_Requirement:_
What you give back must match the data exactly, minus the pictures.

_Collection entries:_

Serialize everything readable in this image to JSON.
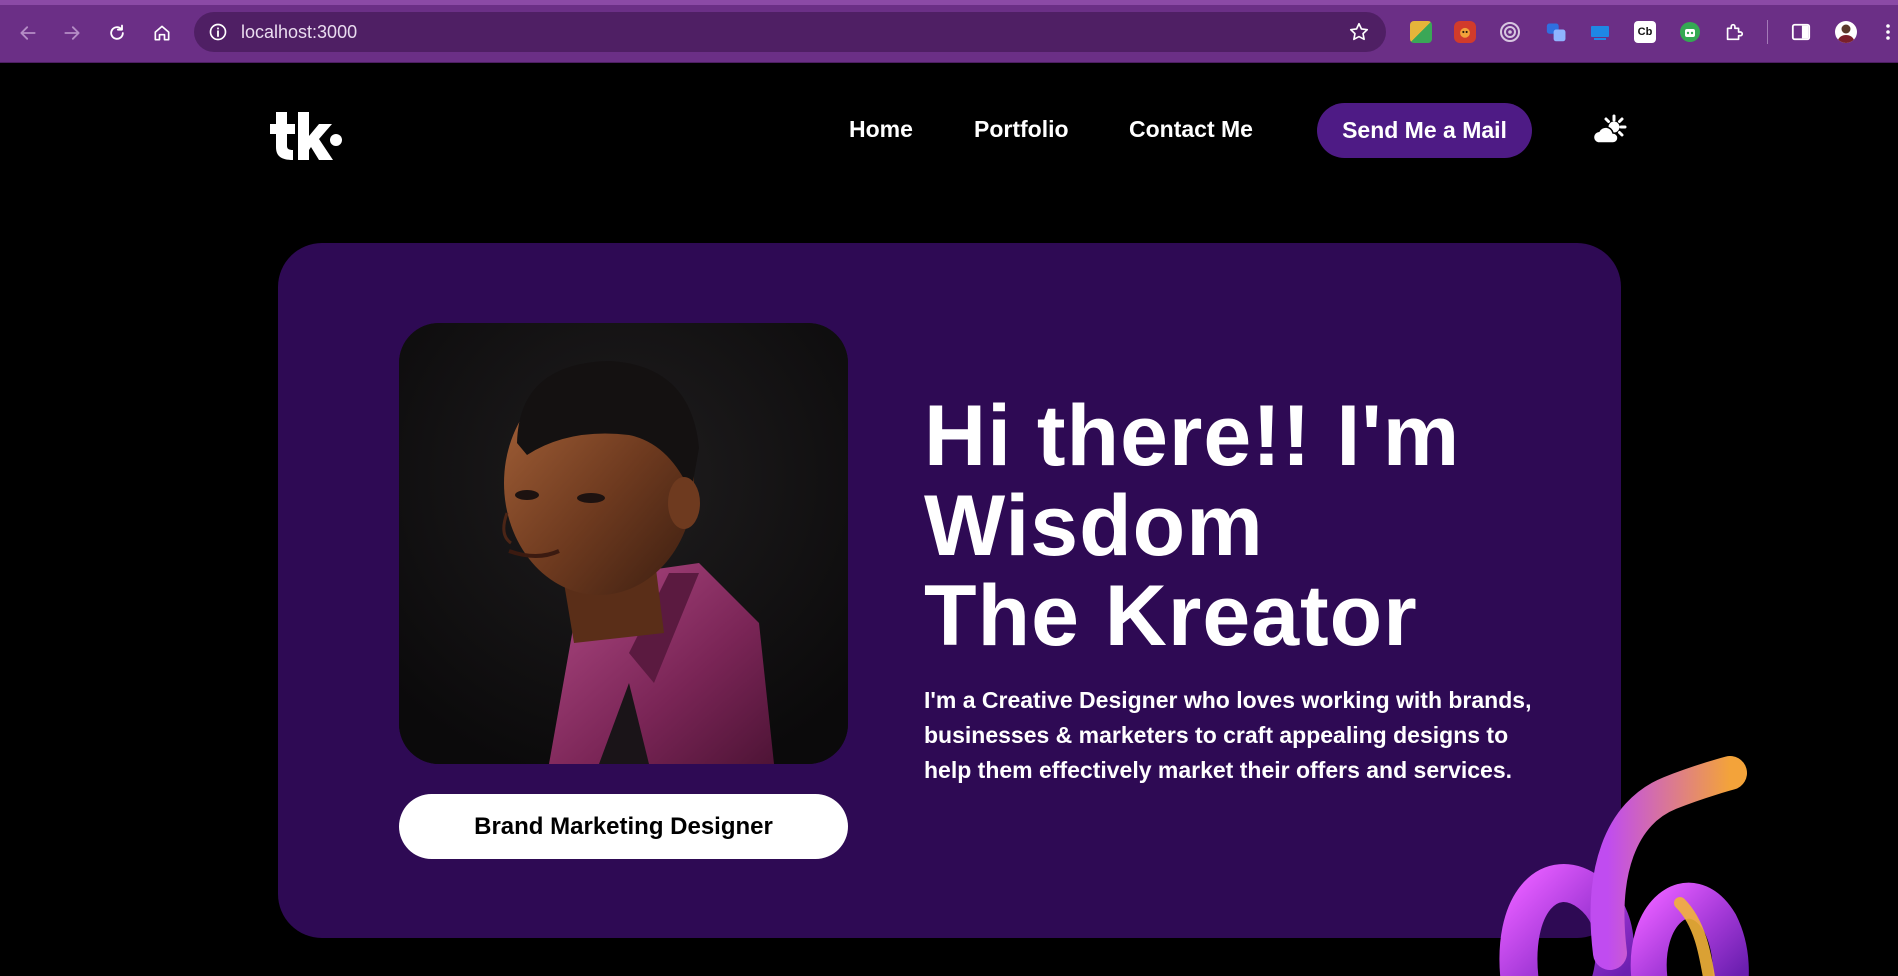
{
  "browser": {
    "url": "localhost:3000",
    "extensions": [
      {
        "name": "puzzle-color-extension",
        "color": "#d9a33b"
      },
      {
        "name": "red-bug-extension",
        "color": "#d23b2b"
      },
      {
        "name": "target-extension",
        "color": "#b9a3c6"
      },
      {
        "name": "blue-pen-extension",
        "color": "#2f6fe0"
      },
      {
        "name": "screen-extension",
        "color": "#1e88e5"
      },
      {
        "name": "cb-extension",
        "label": "Cb",
        "color": "#1f1f1f"
      },
      {
        "name": "green-robot-extension",
        "color": "#34a853"
      },
      {
        "name": "extensions-puzzle",
        "color": "#ffffff"
      }
    ]
  },
  "nav": {
    "logo_text": "tk.",
    "links": [
      "Home",
      "Portfolio",
      "Contact Me"
    ],
    "cta": "Send Me a Mail"
  },
  "hero": {
    "headline": [
      "Hi there!! I'm",
      "Wisdom",
      "The Kreator"
    ],
    "bio": "I'm a Creative Designer who loves working with brands, businesses & marketers to craft appealing designs to help them effectively market their offers and services.",
    "role": "Brand Marketing Designer"
  },
  "colors": {
    "chrome": "#6b2f86",
    "hero_bg": "#2e0a54",
    "cta_bg": "#4e1b85",
    "page_bg": "#000000"
  }
}
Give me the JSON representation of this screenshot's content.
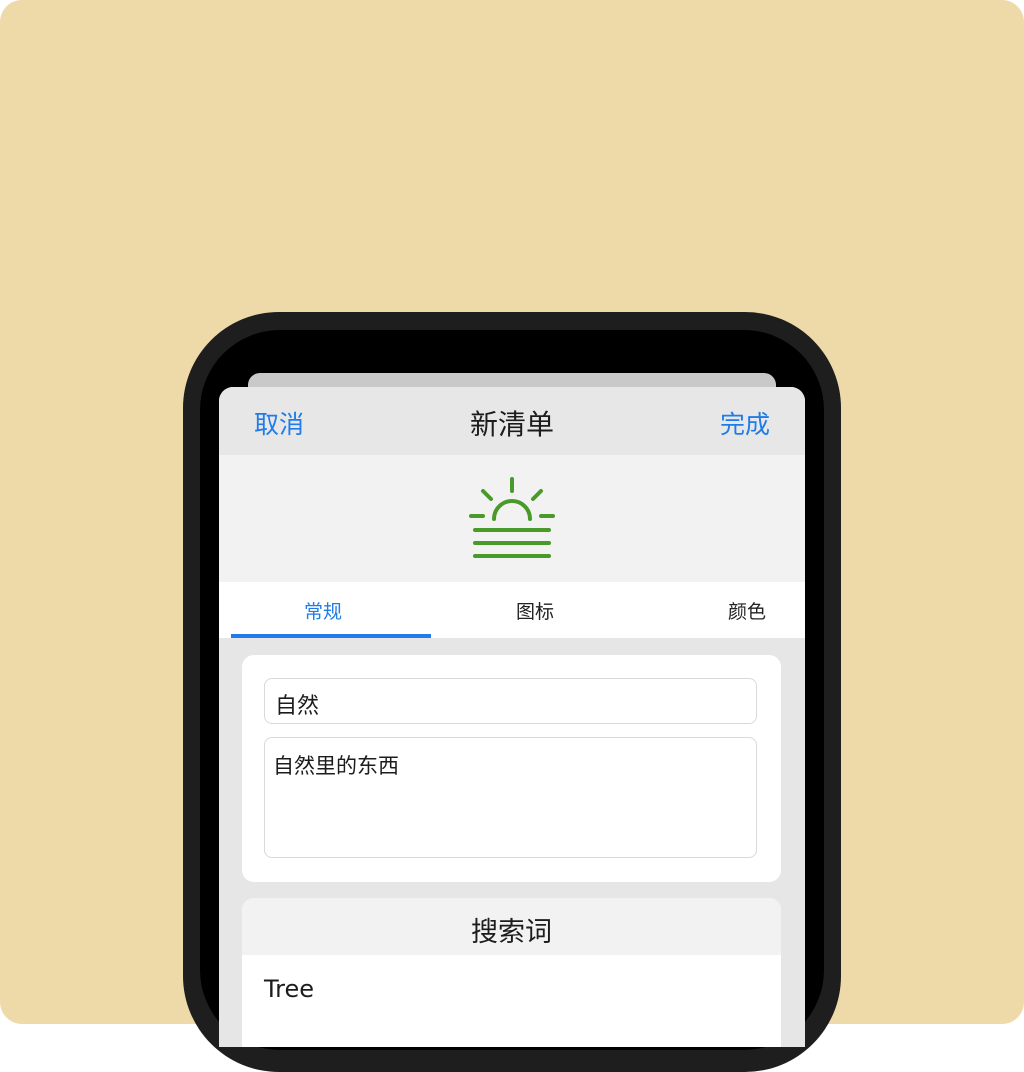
{
  "navbar": {
    "cancel_label": "取消",
    "title": "新清单",
    "done_label": "完成"
  },
  "list_icon": {
    "name": "sunrise-icon",
    "color": "#4A9A2A"
  },
  "tabs": [
    {
      "label": "常规",
      "selected": true
    },
    {
      "label": "图标",
      "selected": false
    },
    {
      "label": "颜色",
      "selected": false
    }
  ],
  "form": {
    "name_value": "自然",
    "description_value": "自然里的东西"
  },
  "search_terms": {
    "header": "搜索词",
    "items": [
      "Tree"
    ]
  },
  "colors": {
    "accent": "#1F7CE8",
    "background": "#EED9A8"
  }
}
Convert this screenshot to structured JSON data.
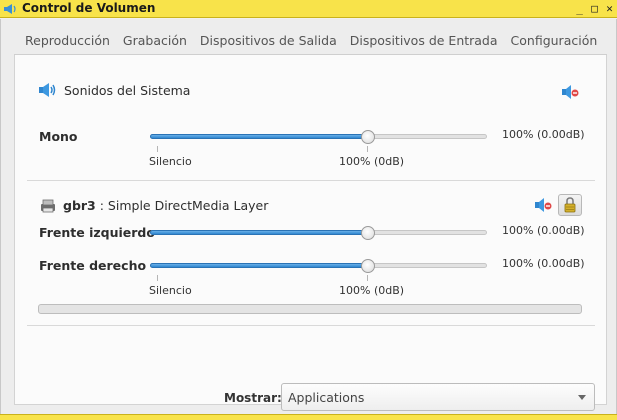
{
  "window": {
    "title": "Control de Volumen",
    "buttons": {
      "minimize": "_",
      "maximize": "□",
      "close": "✕"
    }
  },
  "tabs": [
    "Reproducción",
    "Grabación",
    "Dispositivos de Salida",
    "Dispositivos de Entrada",
    "Configuración"
  ],
  "system_sounds": {
    "title": "Sonidos del Sistema",
    "icon": "speaker-icon",
    "channels": [
      {
        "label": "Mono",
        "value_text": "100% (0.00dB)",
        "level": 1.0
      }
    ],
    "ticks": {
      "silence": "Silencio",
      "full": "100% (0dB)"
    },
    "mute_icon": "speaker-mute-icon"
  },
  "stream": {
    "app_name": "gbr3",
    "description": " : Simple DirectMedia Layer",
    "icon": "printer-icon",
    "channels": [
      {
        "label": "Frente izquierdo",
        "value_text": "100% (0.00dB)",
        "level": 1.0
      },
      {
        "label": "Frente derecho",
        "value_text": "100% (0.00dB)",
        "level": 1.0
      }
    ],
    "ticks": {
      "silence": "Silencio",
      "full": "100% (0dB)"
    },
    "mute_icon": "speaker-mute-icon",
    "lock_icon": "lock-channels-icon",
    "peak_level": 0.0
  },
  "show": {
    "label": "Mostrar:",
    "selected": "Applications"
  },
  "colors": {
    "titlebar": "#f8e34a",
    "slider_fill": "#2f86cf"
  }
}
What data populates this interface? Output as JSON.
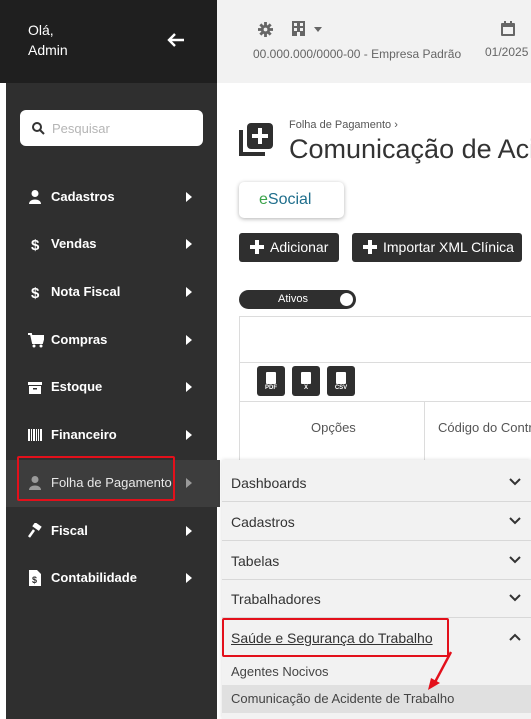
{
  "sidebar": {
    "greeting": "Olá,",
    "user": "Admin",
    "search_placeholder": "Pesquisar",
    "items": [
      {
        "label": "Cadastros",
        "icon": "user-icon"
      },
      {
        "label": "Vendas",
        "icon": "dollar-icon"
      },
      {
        "label": "Nota Fiscal",
        "icon": "dollar-icon"
      },
      {
        "label": "Compras",
        "icon": "cart-icon"
      },
      {
        "label": "Estoque",
        "icon": "box-icon"
      },
      {
        "label": "Financeiro",
        "icon": "barcode-icon"
      },
      {
        "label": "Folha de Pagamento",
        "icon": "user-icon"
      },
      {
        "label": "Fiscal",
        "icon": "gavel-icon"
      },
      {
        "label": "Contabilidade",
        "icon": "file-dollar-icon"
      }
    ]
  },
  "header": {
    "company": "00.000.000/0000-00 - Empresa Padrão",
    "period": "01/2025"
  },
  "main": {
    "breadcrumb": "Folha de Pagamento",
    "title": "Comunicação de Acidente de Trabalho",
    "esocial_e": "e",
    "esocial_label": "Social",
    "add_button": "Adicionar",
    "import_button": "Importar XML Clínica",
    "filter_toggle": "Ativos",
    "export_buttons": [
      "PDF",
      "X",
      "CSV"
    ],
    "columns": [
      "Opções",
      "Código do Contrato"
    ]
  },
  "submenu": {
    "sections": [
      "Dashboards",
      "Cadastros",
      "Tabelas",
      "Trabalhadores",
      "Saúde e Segurança do Trabalho"
    ],
    "expanded_items": [
      "Agentes Nocivos",
      "Comunicação de Acidente de Trabalho"
    ]
  },
  "colors": {
    "sidebar_dark": "#1f1f1f",
    "sidebar": "#2f2f2f",
    "highlight": "#e3101b",
    "esocial_green": "#3aa34a",
    "esocial_blue": "#1f6e8c"
  }
}
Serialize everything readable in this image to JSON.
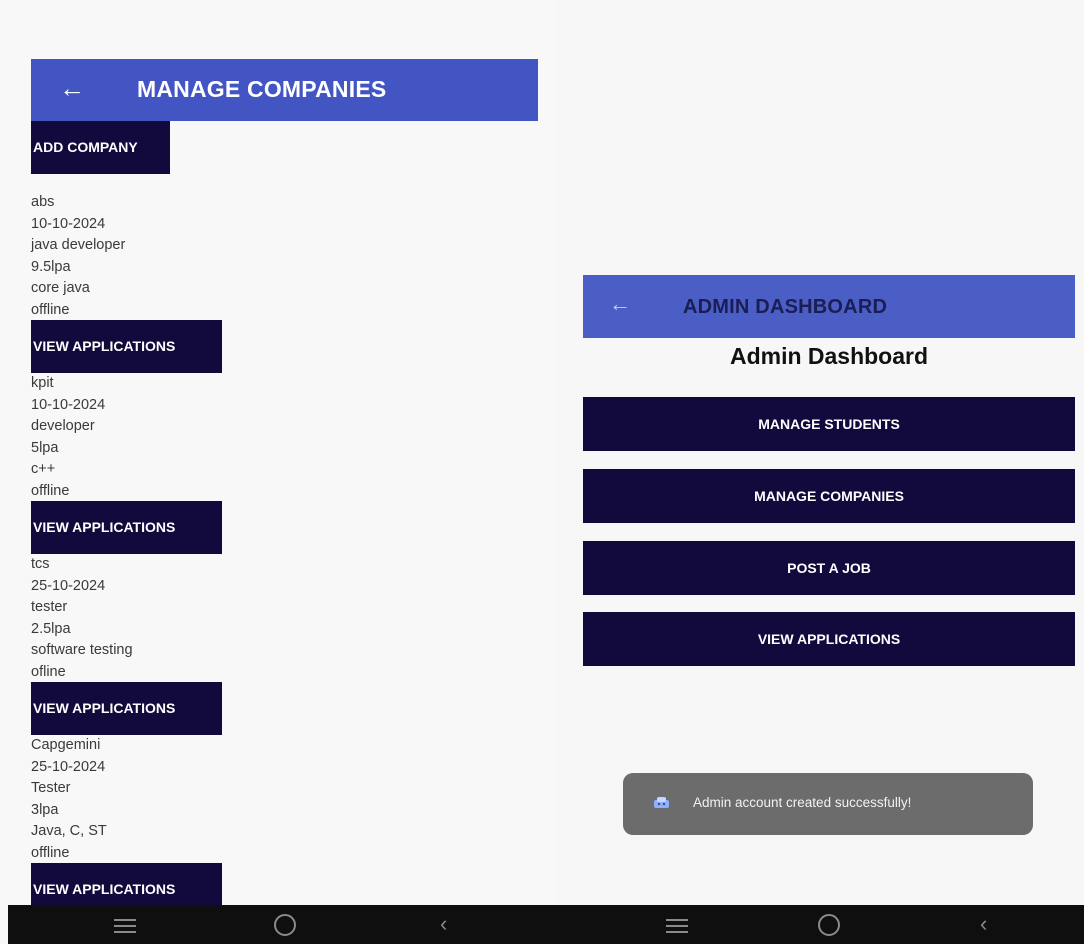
{
  "left": {
    "appbar": {
      "back_icon": "arrow-left-icon",
      "title": "MANAGE COMPANIES"
    },
    "add_company_label": "ADD COMPANY",
    "companies": [
      {
        "name": "abs",
        "date": "10-10-2024",
        "role": "java developer",
        "package": "9.5lpa",
        "skills": "core java",
        "mode": "offline",
        "button": "VIEW APPLICATIONS"
      },
      {
        "name": "kpit",
        "date": "10-10-2024",
        "role": "developer",
        "package": "5lpa",
        "skills": "c++",
        "mode": "offline",
        "button": "VIEW APPLICATIONS"
      },
      {
        "name": "tcs",
        "date": "25-10-2024",
        "role": "tester",
        "package": "2.5lpa",
        "skills": "software testing",
        "mode": "ofline",
        "button": "VIEW APPLICATIONS"
      },
      {
        "name": "Capgemini",
        "date": "25-10-2024",
        "role": "Tester",
        "package": "3lpa",
        "skills": "Java, C, ST",
        "mode": "offline",
        "button": "VIEW APPLICATIONS"
      }
    ]
  },
  "right": {
    "appbar": {
      "back_icon": "arrow-left-icon",
      "title": "ADMIN DASHBOARD"
    },
    "heading": "Admin Dashboard",
    "buttons": [
      "MANAGE STUDENTS",
      "MANAGE COMPANIES",
      "POST A JOB",
      "VIEW APPLICATIONS"
    ],
    "toast": {
      "icon": "app-icon",
      "message": "Admin account created successfully!"
    }
  },
  "navbar": {
    "icons": [
      "menu-icon",
      "home-circle-icon",
      "back-chevron-icon"
    ]
  },
  "colors": {
    "appbar": "#4255c2",
    "button": "#120a3d",
    "toast": "#6c6c6c"
  }
}
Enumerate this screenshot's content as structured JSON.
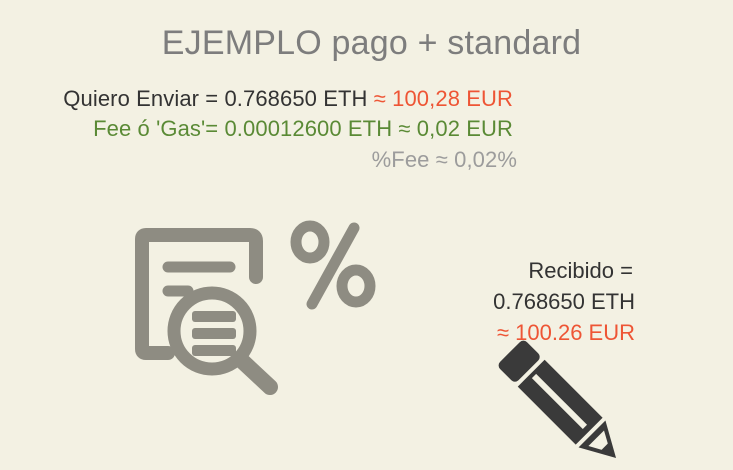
{
  "title": "EJEMPLO pago + standard",
  "send": {
    "text": "Quiero Enviar = 0.768650 ETH",
    "approx": "≈ 100,28 EUR"
  },
  "fee": {
    "text": "Fee ó 'Gas'= 0.00012600 ETH ≈ 0,02 EUR"
  },
  "fee_percent": {
    "text": "%Fee ≈ 0,02%"
  },
  "received": {
    "label": "Recibido =",
    "eth": "0.768650 ETH",
    "eur": "≈ 100.26 EUR"
  },
  "icons": {
    "document": "document-search-icon",
    "percent": "percent-icon",
    "pencil": "pencil-icon"
  },
  "colors": {
    "background": "#f3f1e3",
    "red": "#ee5535",
    "green": "#5a8a35",
    "gray_icon": "#8e8c82",
    "dark_icon": "#3a3a3a"
  }
}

_Solution for this task:_
Serialize everything readable in this image to JSON.
{
  "browser": {
    "url": "localhost:3000",
    "extensions": [
      {
        "name": "puzzle-color-extension",
        "color": "#d9a33b"
      },
      {
        "name": "red-bug-extension",
        "color": "#d23b2b"
      },
      {
        "name": "target-extension",
        "color": "#b9a3c6"
      },
      {
        "name": "blue-pen-extension",
        "color": "#2f6fe0"
      },
      {
        "name": "screen-extension",
        "color": "#1e88e5"
      },
      {
        "name": "cb-extension",
        "label": "Cb",
        "color": "#1f1f1f"
      },
      {
        "name": "green-robot-extension",
        "color": "#34a853"
      },
      {
        "name": "extensions-puzzle",
        "color": "#ffffff"
      }
    ]
  },
  "nav": {
    "logo_text": "tk.",
    "links": [
      "Home",
      "Portfolio",
      "Contact Me"
    ],
    "cta": "Send Me a Mail"
  },
  "hero": {
    "headline": [
      "Hi there!! I'm",
      "Wisdom",
      "The Kreator"
    ],
    "bio": "I'm a Creative Designer who loves working with brands, businesses & marketers to craft appealing designs to help them effectively market their offers and services.",
    "role": "Brand Marketing Designer"
  },
  "colors": {
    "chrome": "#6b2f86",
    "hero_bg": "#2e0a54",
    "cta_bg": "#4e1b85",
    "page_bg": "#000000"
  }
}
Give me the JSON representation of this screenshot's content.
{
  "navbar": {
    "cancel_label": "取消",
    "title": "新清单",
    "done_label": "完成"
  },
  "list_icon": {
    "name": "sunrise-icon",
    "color": "#4A9A2A"
  },
  "tabs": [
    {
      "label": "常规",
      "selected": true
    },
    {
      "label": "图标",
      "selected": false
    },
    {
      "label": "颜色",
      "selected": false
    }
  ],
  "form": {
    "name_value": "自然",
    "description_value": "自然里的东西"
  },
  "search_terms": {
    "header": "搜索词",
    "items": [
      "Tree"
    ]
  },
  "colors": {
    "accent": "#1F7CE8",
    "background": "#EED9A8"
  }
}
Convert this screenshot to structured JSON data.
{
  "window": {
    "title": "Control de Volumen",
    "buttons": {
      "minimize": "_",
      "maximize": "□",
      "close": "✕"
    }
  },
  "tabs": [
    "Reproducción",
    "Grabación",
    "Dispositivos de Salida",
    "Dispositivos de Entrada",
    "Configuración"
  ],
  "system_sounds": {
    "title": "Sonidos del Sistema",
    "icon": "speaker-icon",
    "channels": [
      {
        "label": "Mono",
        "value_text": "100% (0.00dB)",
        "level": 1.0
      }
    ],
    "ticks": {
      "silence": "Silencio",
      "full": "100% (0dB)"
    },
    "mute_icon": "speaker-mute-icon"
  },
  "stream": {
    "app_name": "gbr3",
    "description": " : Simple DirectMedia Layer",
    "icon": "printer-icon",
    "channels": [
      {
        "label": "Frente izquierdo",
        "value_text": "100% (0.00dB)",
        "level": 1.0
      },
      {
        "label": "Frente derecho",
        "value_text": "100% (0.00dB)",
        "level": 1.0
      }
    ],
    "ticks": {
      "silence": "Silencio",
      "full": "100% (0dB)"
    },
    "mute_icon": "speaker-mute-icon",
    "lock_icon": "lock-channels-icon",
    "peak_level": 0.0
  },
  "show": {
    "label": "Mostrar:",
    "selected": "Applications"
  },
  "colors": {
    "titlebar": "#f8e34a",
    "slider_fill": "#2f86cf"
  }
}
What data populates this interface? Output as JSON.
{
  "sidebar": {
    "greeting": "Olá,",
    "user": "Admin",
    "search_placeholder": "Pesquisar",
    "items": [
      {
        "label": "Cadastros",
        "icon": "user-icon"
      },
      {
        "label": "Vendas",
        "icon": "dollar-icon"
      },
      {
        "label": "Nota Fiscal",
        "icon": "dollar-icon"
      },
      {
        "label": "Compras",
        "icon": "cart-icon"
      },
      {
        "label": "Estoque",
        "icon": "box-icon"
      },
      {
        "label": "Financeiro",
        "icon": "barcode-icon"
      },
      {
        "label": "Folha de Pagamento",
        "icon": "user-icon"
      },
      {
        "label": "Fiscal",
        "icon": "gavel-icon"
      },
      {
        "label": "Contabilidade",
        "icon": "file-dollar-icon"
      }
    ]
  },
  "header": {
    "company": "00.000.000/0000-00 - Empresa Padrão",
    "period": "01/2025"
  },
  "main": {
    "breadcrumb": "Folha de Pagamento",
    "title": "Comunicação de Acidente de Trabalho",
    "esocial_e": "e",
    "esocial_label": "Social",
    "add_button": "Adicionar",
    "import_button": "Importar XML Clínica",
    "filter_toggle": "Ativos",
    "export_buttons": [
      "PDF",
      "X",
      "CSV"
    ],
    "columns": [
      "Opções",
      "Código do Contrato"
    ]
  },
  "submenu": {
    "sections": [
      "Dashboards",
      "Cadastros",
      "Tabelas",
      "Trabalhadores",
      "Saúde e Segurança do Trabalho"
    ],
    "expanded_items": [
      "Agentes Nocivos",
      "Comunicação de Acidente de Trabalho"
    ]
  },
  "colors": {
    "sidebar_dark": "#1f1f1f",
    "sidebar": "#2f2f2f",
    "highlight": "#e3101b",
    "esocial_green": "#3aa34a",
    "esocial_blue": "#1f6e8c"
  }
}
Serialize everything readable in this image to JSON.
{
  "left": {
    "appbar": {
      "back_icon": "arrow-left-icon",
      "title": "MANAGE COMPANIES"
    },
    "add_company_label": "ADD COMPANY",
    "companies": [
      {
        "name": "abs",
        "date": "10-10-2024",
        "role": "java developer",
        "package": "9.5lpa",
        "skills": "core java",
        "mode": "offline",
        "button": "VIEW APPLICATIONS"
      },
      {
        "name": "kpit",
        "date": "10-10-2024",
        "role": "developer",
        "package": "5lpa",
        "skills": "c++",
        "mode": "offline",
        "button": "VIEW APPLICATIONS"
      },
      {
        "name": "tcs",
        "date": "25-10-2024",
        "role": "tester",
        "package": "2.5lpa",
        "skills": "software testing",
        "mode": "ofline",
        "button": "VIEW APPLICATIONS"
      },
      {
        "name": "Capgemini",
        "date": "25-10-2024",
        "role": "Tester",
        "package": "3lpa",
        "skills": "Java, C, ST",
        "mode": "offline",
        "button": "VIEW APPLICATIONS"
      }
    ]
  },
  "right": {
    "appbar": {
      "back_icon": "arrow-left-icon",
      "title": "ADMIN DASHBOARD"
    },
    "heading": "Admin Dashboard",
    "buttons": [
      "MANAGE STUDENTS",
      "MANAGE COMPANIES",
      "POST A JOB",
      "VIEW APPLICATIONS"
    ],
    "toast": {
      "icon": "app-icon",
      "message": "Admin account created successfully!"
    }
  },
  "navbar": {
    "icons": [
      "menu-icon",
      "home-circle-icon",
      "back-chevron-icon"
    ]
  },
  "colors": {
    "appbar": "#4255c2",
    "button": "#120a3d",
    "toast": "#6c6c6c"
  }
}
Enumerate this screenshot's content as structured JSON.
{
  "title": "EJEMPLO pago + standard",
  "send": {
    "text": "Quiero Enviar = 0.768650 ETH",
    "approx": "≈ 100,28 EUR"
  },
  "fee": {
    "text": "Fee ó 'Gas'= 0.00012600 ETH ≈ 0,02 EUR"
  },
  "fee_percent": {
    "text": "%Fee ≈ 0,02%"
  },
  "received": {
    "label": "Recibido =",
    "eth": "0.768650 ETH",
    "eur": "≈ 100.26 EUR"
  },
  "icons": {
    "document": "document-search-icon",
    "percent": "percent-icon",
    "pencil": "pencil-icon"
  },
  "colors": {
    "background": "#f3f1e3",
    "red": "#ee5535",
    "green": "#5a8a35",
    "gray_icon": "#8e8c82",
    "dark_icon": "#3a3a3a"
  }
}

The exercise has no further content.